▶ **What this task involves**: Among the entries that follow, find the lines containing the string "state" and copy them.

[Component data from apps and pages]
****

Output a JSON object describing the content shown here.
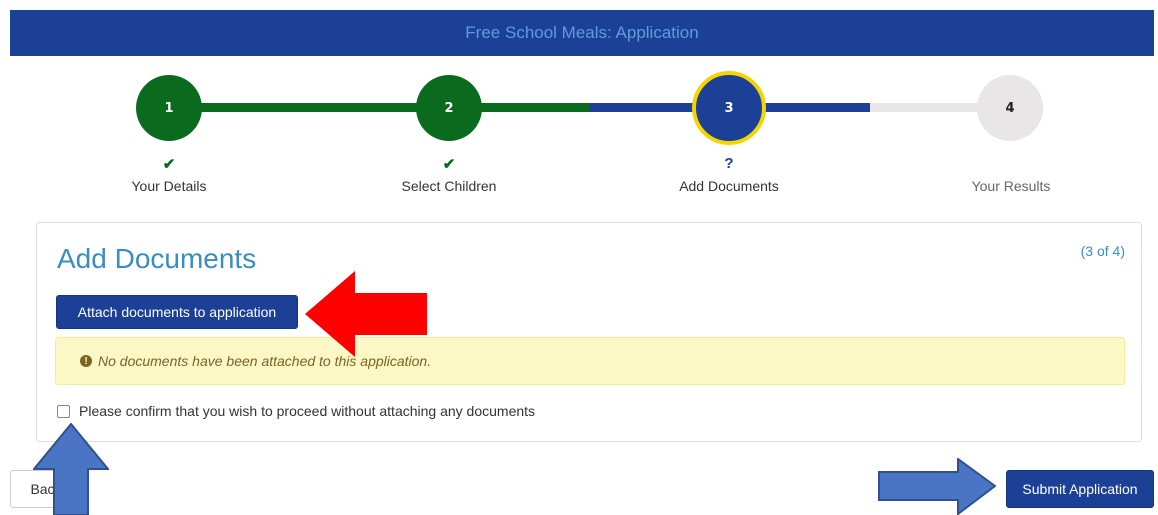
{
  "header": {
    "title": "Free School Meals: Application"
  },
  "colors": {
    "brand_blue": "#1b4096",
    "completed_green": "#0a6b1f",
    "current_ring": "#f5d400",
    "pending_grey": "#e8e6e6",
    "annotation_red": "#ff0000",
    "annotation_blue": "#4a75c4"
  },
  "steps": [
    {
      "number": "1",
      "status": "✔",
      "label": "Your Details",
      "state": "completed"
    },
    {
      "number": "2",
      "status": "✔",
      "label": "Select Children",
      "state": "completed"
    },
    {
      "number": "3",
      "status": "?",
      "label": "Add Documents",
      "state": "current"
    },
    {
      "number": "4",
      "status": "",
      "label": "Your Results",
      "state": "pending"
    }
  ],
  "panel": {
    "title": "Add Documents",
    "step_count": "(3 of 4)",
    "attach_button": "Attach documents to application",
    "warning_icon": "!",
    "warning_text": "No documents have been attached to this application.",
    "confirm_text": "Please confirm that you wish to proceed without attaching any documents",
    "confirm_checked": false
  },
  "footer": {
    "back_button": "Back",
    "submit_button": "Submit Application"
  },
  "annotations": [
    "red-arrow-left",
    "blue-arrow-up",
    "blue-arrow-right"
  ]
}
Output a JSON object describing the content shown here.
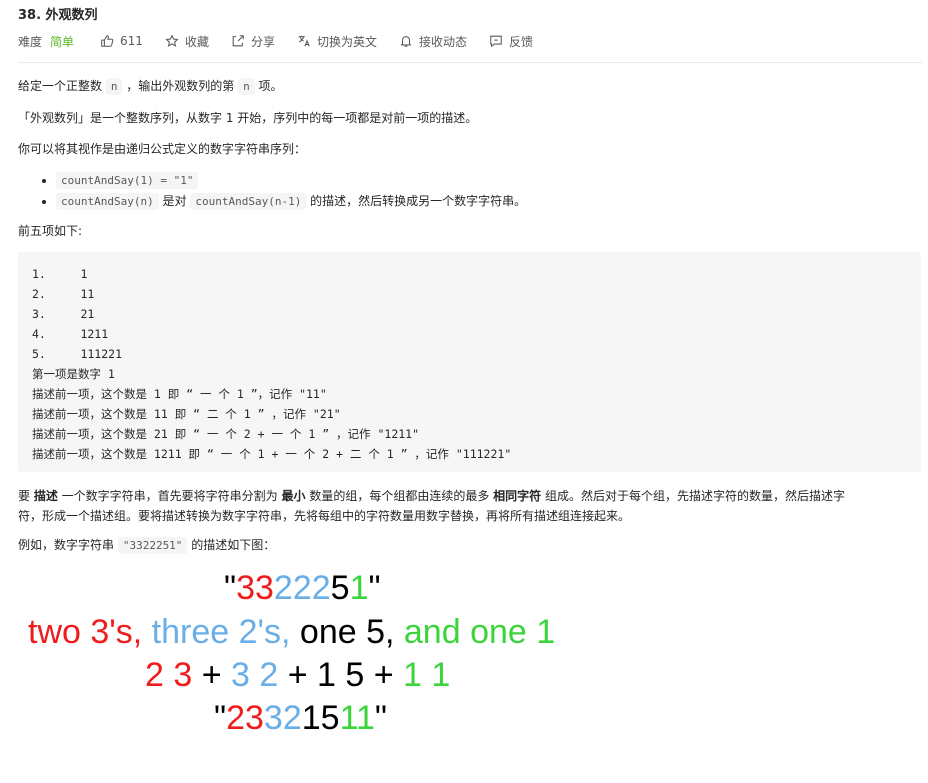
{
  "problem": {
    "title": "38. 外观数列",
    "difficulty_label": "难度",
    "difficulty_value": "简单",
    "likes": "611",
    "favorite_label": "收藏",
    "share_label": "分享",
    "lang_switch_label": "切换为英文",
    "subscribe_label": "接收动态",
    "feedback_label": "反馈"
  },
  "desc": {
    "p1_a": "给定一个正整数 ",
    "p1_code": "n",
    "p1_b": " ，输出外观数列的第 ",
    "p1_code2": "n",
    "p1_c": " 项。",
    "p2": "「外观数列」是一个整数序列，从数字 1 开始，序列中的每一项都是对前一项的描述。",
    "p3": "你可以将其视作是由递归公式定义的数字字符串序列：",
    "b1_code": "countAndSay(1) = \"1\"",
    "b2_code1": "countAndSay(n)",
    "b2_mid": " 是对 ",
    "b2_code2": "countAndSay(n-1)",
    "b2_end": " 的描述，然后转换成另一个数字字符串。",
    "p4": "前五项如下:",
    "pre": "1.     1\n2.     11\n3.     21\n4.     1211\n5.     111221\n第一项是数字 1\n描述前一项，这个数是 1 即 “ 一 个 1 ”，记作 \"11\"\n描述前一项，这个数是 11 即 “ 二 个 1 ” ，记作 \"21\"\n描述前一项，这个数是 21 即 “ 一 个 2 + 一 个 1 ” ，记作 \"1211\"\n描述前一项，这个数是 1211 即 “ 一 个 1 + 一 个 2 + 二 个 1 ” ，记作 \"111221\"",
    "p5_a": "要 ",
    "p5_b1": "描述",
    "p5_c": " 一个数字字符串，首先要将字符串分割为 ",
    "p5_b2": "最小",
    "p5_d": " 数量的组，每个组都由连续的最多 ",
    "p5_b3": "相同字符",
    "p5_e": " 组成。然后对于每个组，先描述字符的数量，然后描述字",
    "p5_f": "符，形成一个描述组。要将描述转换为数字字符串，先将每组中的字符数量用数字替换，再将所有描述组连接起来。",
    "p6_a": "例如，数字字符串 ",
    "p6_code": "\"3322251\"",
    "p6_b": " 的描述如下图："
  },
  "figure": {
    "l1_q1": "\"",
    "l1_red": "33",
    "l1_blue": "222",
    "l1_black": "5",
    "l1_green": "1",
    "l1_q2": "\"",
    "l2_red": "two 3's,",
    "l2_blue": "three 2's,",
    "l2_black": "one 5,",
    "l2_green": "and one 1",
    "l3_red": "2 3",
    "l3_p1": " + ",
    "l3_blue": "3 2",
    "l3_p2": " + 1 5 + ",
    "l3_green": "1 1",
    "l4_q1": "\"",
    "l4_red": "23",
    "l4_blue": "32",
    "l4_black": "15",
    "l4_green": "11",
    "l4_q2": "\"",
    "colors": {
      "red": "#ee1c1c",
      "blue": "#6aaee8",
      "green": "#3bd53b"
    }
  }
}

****

▶ **Exercise solution**:
      "state": "completed"
      "state": "completed"
      "state": "current"
      "state": "pending"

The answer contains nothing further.